§ **Work instructions**:
Repeat the whole listing below, word for word.

§ **The data**:
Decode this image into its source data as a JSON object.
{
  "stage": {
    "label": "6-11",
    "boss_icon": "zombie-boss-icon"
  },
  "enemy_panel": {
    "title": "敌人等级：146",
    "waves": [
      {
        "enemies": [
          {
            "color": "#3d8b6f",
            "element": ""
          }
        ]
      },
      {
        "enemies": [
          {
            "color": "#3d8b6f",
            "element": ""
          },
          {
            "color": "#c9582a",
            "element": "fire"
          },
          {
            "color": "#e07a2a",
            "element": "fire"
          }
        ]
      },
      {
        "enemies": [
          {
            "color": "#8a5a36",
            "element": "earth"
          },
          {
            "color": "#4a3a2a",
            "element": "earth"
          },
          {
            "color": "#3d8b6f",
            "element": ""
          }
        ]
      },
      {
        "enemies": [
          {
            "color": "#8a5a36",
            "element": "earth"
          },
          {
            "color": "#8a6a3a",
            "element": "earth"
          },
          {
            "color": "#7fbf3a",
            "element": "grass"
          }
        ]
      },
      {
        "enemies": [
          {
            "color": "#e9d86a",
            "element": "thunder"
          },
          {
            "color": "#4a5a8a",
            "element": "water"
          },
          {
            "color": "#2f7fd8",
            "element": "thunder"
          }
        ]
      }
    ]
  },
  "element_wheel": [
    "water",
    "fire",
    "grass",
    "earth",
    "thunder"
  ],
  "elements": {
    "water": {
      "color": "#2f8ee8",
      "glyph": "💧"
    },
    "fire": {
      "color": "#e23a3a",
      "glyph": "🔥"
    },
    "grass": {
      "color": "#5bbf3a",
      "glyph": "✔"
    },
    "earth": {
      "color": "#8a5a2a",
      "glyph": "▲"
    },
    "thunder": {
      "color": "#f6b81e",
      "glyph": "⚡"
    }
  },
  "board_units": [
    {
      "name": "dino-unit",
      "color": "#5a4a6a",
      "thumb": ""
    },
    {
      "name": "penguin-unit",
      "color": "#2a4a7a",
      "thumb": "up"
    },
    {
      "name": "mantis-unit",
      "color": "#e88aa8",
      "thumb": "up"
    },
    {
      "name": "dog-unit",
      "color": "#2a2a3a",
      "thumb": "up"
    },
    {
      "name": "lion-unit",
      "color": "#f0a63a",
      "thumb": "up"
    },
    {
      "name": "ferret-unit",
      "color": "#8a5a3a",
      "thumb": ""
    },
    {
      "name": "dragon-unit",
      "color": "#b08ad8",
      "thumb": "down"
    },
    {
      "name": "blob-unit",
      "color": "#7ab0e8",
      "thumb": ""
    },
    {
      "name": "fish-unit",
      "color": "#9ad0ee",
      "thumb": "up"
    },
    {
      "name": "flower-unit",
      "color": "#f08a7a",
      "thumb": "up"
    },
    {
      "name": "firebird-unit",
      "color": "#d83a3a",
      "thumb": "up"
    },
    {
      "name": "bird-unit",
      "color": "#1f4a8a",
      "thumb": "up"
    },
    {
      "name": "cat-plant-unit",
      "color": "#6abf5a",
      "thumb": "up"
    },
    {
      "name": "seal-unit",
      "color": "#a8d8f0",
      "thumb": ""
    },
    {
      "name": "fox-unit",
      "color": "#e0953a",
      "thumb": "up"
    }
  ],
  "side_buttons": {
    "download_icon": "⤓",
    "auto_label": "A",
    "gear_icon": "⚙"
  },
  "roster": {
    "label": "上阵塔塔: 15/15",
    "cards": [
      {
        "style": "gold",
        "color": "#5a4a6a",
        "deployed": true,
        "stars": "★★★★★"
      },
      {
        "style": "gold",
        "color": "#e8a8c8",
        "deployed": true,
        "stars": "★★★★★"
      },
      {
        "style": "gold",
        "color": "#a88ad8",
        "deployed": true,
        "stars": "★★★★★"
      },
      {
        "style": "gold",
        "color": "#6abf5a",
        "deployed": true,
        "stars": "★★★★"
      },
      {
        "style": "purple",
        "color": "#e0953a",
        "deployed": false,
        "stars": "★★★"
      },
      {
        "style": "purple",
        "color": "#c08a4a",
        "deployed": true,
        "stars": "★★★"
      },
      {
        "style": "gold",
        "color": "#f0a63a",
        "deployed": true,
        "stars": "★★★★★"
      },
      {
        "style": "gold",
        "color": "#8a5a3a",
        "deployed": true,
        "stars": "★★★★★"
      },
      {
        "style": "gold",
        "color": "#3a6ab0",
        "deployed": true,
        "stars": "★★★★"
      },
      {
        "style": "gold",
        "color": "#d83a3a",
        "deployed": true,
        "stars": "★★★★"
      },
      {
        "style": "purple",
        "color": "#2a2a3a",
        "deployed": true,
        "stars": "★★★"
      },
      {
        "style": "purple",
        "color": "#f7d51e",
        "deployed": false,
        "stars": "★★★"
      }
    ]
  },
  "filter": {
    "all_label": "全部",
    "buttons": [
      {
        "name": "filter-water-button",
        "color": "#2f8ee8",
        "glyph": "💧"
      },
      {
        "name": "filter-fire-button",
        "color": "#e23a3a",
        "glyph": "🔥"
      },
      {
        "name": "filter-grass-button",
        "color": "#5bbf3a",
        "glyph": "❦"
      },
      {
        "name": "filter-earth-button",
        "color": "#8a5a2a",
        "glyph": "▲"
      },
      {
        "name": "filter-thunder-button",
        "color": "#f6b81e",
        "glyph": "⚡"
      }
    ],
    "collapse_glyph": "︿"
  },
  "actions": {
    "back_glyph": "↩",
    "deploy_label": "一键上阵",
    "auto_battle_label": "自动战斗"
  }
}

§ **Answer section**:
Decode this image into its source data as a JSON object.
{
  "stage": {
    "label": "6-11",
    "boss_icon": "zombie-boss-icon"
  },
  "enemy_panel": {
    "title": "敌人等级：146",
    "waves": [
      {
        "enemies": [
          {
            "color": "#3d8b6f",
            "element": ""
          }
        ]
      },
      {
        "enemies": [
          {
            "color": "#3d8b6f",
            "element": ""
          },
          {
            "color": "#c9582a",
            "element": "fire"
          },
          {
            "color": "#e07a2a",
            "element": "fire"
          }
        ]
      },
      {
        "enemies": [
          {
            "color": "#8a5a36",
            "element": "earth"
          },
          {
            "color": "#4a3a2a",
            "element": "earth"
          },
          {
            "color": "#3d8b6f",
            "element": ""
          }
        ]
      },
      {
        "enemies": [
          {
            "color": "#8a5a36",
            "element": "earth"
          },
          {
            "color": "#8a6a3a",
            "element": "earth"
          },
          {
            "color": "#7fbf3a",
            "element": "grass"
          }
        ]
      },
      {
        "enemies": [
          {
            "color": "#e9d86a",
            "element": "thunder"
          },
          {
            "color": "#4a5a8a",
            "element": "water"
          },
          {
            "color": "#2f7fd8",
            "element": "thunder"
          }
        ]
      }
    ]
  },
  "element_wheel": [
    "water",
    "fire",
    "grass",
    "earth",
    "thunder"
  ],
  "elements": {
    "water": {
      "color": "#2f8ee8",
      "glyph": "💧"
    },
    "fire": {
      "color": "#e23a3a",
      "glyph": "🔥"
    },
    "grass": {
      "color": "#5bbf3a",
      "glyph": "✔"
    },
    "earth": {
      "color": "#8a5a2a",
      "glyph": "▲"
    },
    "thunder": {
      "color": "#f6b81e",
      "glyph": "⚡"
    }
  },
  "board_units": [
    {
      "name": "dino-unit",
      "color": "#5a4a6a",
      "thumb": ""
    },
    {
      "name": "penguin-unit",
      "color": "#2a4a7a",
      "thumb": "up"
    },
    {
      "name": "mantis-unit",
      "color": "#e88aa8",
      "thumb": "up"
    },
    {
      "name": "dog-unit",
      "color": "#2a2a3a",
      "thumb": "up"
    },
    {
      "name": "lion-unit",
      "color": "#f0a63a",
      "thumb": "up"
    },
    {
      "name": "ferret-unit",
      "color": "#8a5a3a",
      "thumb": ""
    },
    {
      "name": "dragon-unit",
      "color": "#b08ad8",
      "thumb": "down"
    },
    {
      "name": "blob-unit",
      "color": "#7ab0e8",
      "thumb": ""
    },
    {
      "name": "fish-unit",
      "color": "#9ad0ee",
      "thumb": "up"
    },
    {
      "name": "flower-unit",
      "color": "#f08a7a",
      "thumb": "up"
    },
    {
      "name": "firebird-unit",
      "color": "#d83a3a",
      "thumb": "up"
    },
    {
      "name": "bird-unit",
      "color": "#1f4a8a",
      "thumb": "up"
    },
    {
      "name": "cat-plant-unit",
      "color": "#6abf5a",
      "thumb": "up"
    },
    {
      "name": "seal-unit",
      "color": "#a8d8f0",
      "thumb": ""
    },
    {
      "name": "fox-unit",
      "color": "#e0953a",
      "thumb": "up"
    }
  ],
  "side_buttons": {
    "download_icon": "⤓",
    "auto_label": "A",
    "gear_icon": "⚙"
  },
  "roster": {
    "label": "上阵塔塔: 15/15",
    "cards": [
      {
        "style": "gold",
        "color": "#5a4a6a",
        "deployed": true,
        "stars": "★★★★★"
      },
      {
        "style": "gold",
        "color": "#e8a8c8",
        "deployed": true,
        "stars": "★★★★★"
      },
      {
        "style": "gold",
        "color": "#a88ad8",
        "deployed": true,
        "stars": "★★★★★"
      },
      {
        "style": "gold",
        "color": "#6abf5a",
        "deployed": true,
        "stars": "★★★★"
      },
      {
        "style": "purple",
        "color": "#e0953a",
        "deployed": false,
        "stars": "★★★"
      },
      {
        "style": "purple",
        "color": "#c08a4a",
        "deployed": true,
        "stars": "★★★"
      },
      {
        "style": "gold",
        "color": "#f0a63a",
        "deployed": true,
        "stars": "★★★★★"
      },
      {
        "style": "gold",
        "color": "#8a5a3a",
        "deployed": true,
        "stars": "★★★★★"
      },
      {
        "style": "gold",
        "color": "#3a6ab0",
        "deployed": true,
        "stars": "★★★★"
      },
      {
        "style": "gold",
        "color": "#d83a3a",
        "deployed": true,
        "stars": "★★★★"
      },
      {
        "style": "purple",
        "color": "#2a2a3a",
        "deployed": true,
        "stars": "★★★"
      },
      {
        "style": "purple",
        "color": "#f7d51e",
        "deployed": false,
        "stars": "★★★"
      }
    ]
  },
  "filter": {
    "all_label": "全部",
    "buttons": [
      {
        "name": "filter-water-button",
        "color": "#2f8ee8",
        "glyph": "💧"
      },
      {
        "name": "filter-fire-button",
        "color": "#e23a3a",
        "glyph": "🔥"
      },
      {
        "name": "filter-grass-button",
        "color": "#5bbf3a",
        "glyph": "❦"
      },
      {
        "name": "filter-earth-button",
        "color": "#8a5a2a",
        "glyph": "▲"
      },
      {
        "name": "filter-thunder-button",
        "color": "#f6b81e",
        "glyph": "⚡"
      }
    ],
    "collapse_glyph": "︿"
  },
  "actions": {
    "back_glyph": "↩",
    "deploy_label": "一键上阵",
    "auto_battle_label": "自动战斗"
  }
}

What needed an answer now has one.